Looking forward to years of reading your work as you are a WONDERFUL writer who leaves your readers wanting more!

Susan Whitfield said...

Carol, thanks for dropping by. I agree that Vicki's writing pulls me right into the mountains I love and holds me there until the satisfying ending of each book. I await the next one with excitement.I'll have to check out The Writers Porch.

Vicki Lane said...

Thanks for inviting me, Susan! I was happy to be a part of KILLER RECIPES and hope that lots of folks buy copies for holiday gifts!

And thanks for stopping by, Carol! (How's that new mountain getaway coming?)

Elora said...

Ooooh! A peek inside of things to come...how cooooool! Husband is loving ALL your books (of course, one at a time! Thank you Ms. Whitfield for having Vicki "on!" She's a charmer and her books are totally and wonderfully captivating!

Elora McKenzie

NCmountainwoman said...

Very nice interview. I'm happy to have found your blog and look forward to reading it.

As for the recipes...we've enjoyed Ba's Pound Cake. Vicki also contibuted others, including my favorite...her marvelous Bold Butternut Squash recipe. It is absolutely perfect for a winter evening. So yummy.
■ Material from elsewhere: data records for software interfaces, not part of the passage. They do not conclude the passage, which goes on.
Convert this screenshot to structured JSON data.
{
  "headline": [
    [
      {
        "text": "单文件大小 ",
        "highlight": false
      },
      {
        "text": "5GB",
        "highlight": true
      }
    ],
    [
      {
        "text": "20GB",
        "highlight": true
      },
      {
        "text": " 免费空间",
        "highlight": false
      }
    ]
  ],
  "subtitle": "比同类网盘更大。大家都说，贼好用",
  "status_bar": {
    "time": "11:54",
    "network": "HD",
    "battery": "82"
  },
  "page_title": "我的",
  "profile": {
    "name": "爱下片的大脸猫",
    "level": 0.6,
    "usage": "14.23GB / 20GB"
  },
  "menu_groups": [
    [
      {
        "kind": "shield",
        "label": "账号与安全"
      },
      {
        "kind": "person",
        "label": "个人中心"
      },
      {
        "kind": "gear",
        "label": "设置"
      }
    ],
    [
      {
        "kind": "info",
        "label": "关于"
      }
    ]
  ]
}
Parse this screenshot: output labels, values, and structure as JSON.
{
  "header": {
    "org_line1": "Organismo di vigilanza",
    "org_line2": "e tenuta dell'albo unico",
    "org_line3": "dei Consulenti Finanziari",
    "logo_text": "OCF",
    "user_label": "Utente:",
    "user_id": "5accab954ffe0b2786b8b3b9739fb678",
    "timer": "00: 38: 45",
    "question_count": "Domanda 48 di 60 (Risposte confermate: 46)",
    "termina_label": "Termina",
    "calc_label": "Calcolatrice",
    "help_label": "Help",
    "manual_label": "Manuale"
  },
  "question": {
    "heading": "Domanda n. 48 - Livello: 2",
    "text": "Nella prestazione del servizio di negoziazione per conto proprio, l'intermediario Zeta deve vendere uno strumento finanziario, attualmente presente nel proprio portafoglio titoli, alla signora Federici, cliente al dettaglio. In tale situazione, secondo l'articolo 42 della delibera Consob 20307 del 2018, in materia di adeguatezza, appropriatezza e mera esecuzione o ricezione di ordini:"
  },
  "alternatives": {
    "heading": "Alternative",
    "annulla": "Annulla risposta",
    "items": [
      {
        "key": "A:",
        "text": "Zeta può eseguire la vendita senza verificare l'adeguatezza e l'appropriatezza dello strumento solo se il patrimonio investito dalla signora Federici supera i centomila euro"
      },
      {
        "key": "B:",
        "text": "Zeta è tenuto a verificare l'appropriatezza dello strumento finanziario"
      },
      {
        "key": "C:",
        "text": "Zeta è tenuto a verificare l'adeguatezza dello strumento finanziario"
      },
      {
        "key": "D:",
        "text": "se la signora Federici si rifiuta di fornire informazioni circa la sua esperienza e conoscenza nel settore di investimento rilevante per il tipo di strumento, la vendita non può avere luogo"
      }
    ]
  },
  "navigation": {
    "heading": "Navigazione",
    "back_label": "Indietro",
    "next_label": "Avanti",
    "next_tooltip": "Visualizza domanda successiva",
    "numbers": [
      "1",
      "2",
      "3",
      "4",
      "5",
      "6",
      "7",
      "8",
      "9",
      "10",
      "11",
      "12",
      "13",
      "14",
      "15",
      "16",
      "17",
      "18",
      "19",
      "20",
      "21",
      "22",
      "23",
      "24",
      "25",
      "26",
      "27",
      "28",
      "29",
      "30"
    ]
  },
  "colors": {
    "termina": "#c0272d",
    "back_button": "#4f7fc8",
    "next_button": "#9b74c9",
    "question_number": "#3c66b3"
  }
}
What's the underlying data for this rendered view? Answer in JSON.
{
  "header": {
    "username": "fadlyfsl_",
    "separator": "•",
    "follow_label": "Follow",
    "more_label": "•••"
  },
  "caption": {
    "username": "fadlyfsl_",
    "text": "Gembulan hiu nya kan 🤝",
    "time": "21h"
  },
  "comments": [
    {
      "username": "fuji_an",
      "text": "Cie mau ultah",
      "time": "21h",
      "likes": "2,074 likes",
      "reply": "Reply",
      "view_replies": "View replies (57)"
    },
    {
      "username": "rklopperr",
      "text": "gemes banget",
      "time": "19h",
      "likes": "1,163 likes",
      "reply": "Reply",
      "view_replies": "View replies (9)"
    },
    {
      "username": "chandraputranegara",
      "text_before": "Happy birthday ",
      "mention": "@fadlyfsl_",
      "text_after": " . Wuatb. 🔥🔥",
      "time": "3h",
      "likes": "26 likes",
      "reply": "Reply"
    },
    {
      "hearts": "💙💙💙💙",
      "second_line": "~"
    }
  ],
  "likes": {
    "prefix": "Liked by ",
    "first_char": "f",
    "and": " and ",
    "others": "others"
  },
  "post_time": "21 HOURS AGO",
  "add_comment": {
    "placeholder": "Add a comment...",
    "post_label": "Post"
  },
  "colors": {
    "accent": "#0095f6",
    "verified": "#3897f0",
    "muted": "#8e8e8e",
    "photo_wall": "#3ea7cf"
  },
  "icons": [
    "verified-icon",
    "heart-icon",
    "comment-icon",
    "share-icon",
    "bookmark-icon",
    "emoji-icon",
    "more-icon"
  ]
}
It's a great little cookbook and I'll be giving several for Christmas gifts this year.

Susan Whitfield said...

I had planned to post one of the recipes but apparently never got that done. Suffice it to say that all of her recipes are unique ande fabulous, right down to the Plunger Mayonnaise. Too cool!
Elora, and Mountainwoman, thanks for stopping by. Please come again, and enjoy those cookbooks! Thanks for supporting a worthy cause, to put an end to cancer and its ravages.

Betty Gordon said...

A wonderful interview, Vicki and Susan. Vicki, you have an intriguing body of work that I'm looking forward to reading
very soon.

The pound cake is delicious. Thanks for putting the recipe in "Killer Recipes."

Betty Gordon

caitlynhunter said...

Great interview, Vicki and Susan.

Vicki, you've sold me on your books, they're at the top of my Christmas list. I also live in the mountains of western NC and love to read books that are set here. Most of my own books take place right here where I live. Seeing those mountains every day never fails to inspire me.

Once again, I enjoyed your interview and Susan, as always, wonderful questions.

Caitlyn Hunter

Vicki Lane said...

Kind words, Elora!

And what a pleasure to know that my grandmother's pound cake is being made in kitchens far and wide! Thanks, NCmountainwoman and Betty!

And Betty and Caitlyn, I hope you enjoy getting to know Elizabeth and Miss Birdie!

And thanks again, Susan, for inviting me!

Victoria said...

A great interview, I really enjoyed reading it.

Vicki, I re-read all of your 'Elizabeth' books in the spring (I think) but after reading your descriptions of them I want to read them again.

Ms. Whitfield, I'm delighted to have found your blog, and am heading over to A.com to check out your books and the cookbook!

Susan Whitfield said...

Victoria, thanks for visiting. Vicki and I both hope you enjoy our books, set in North Carolina.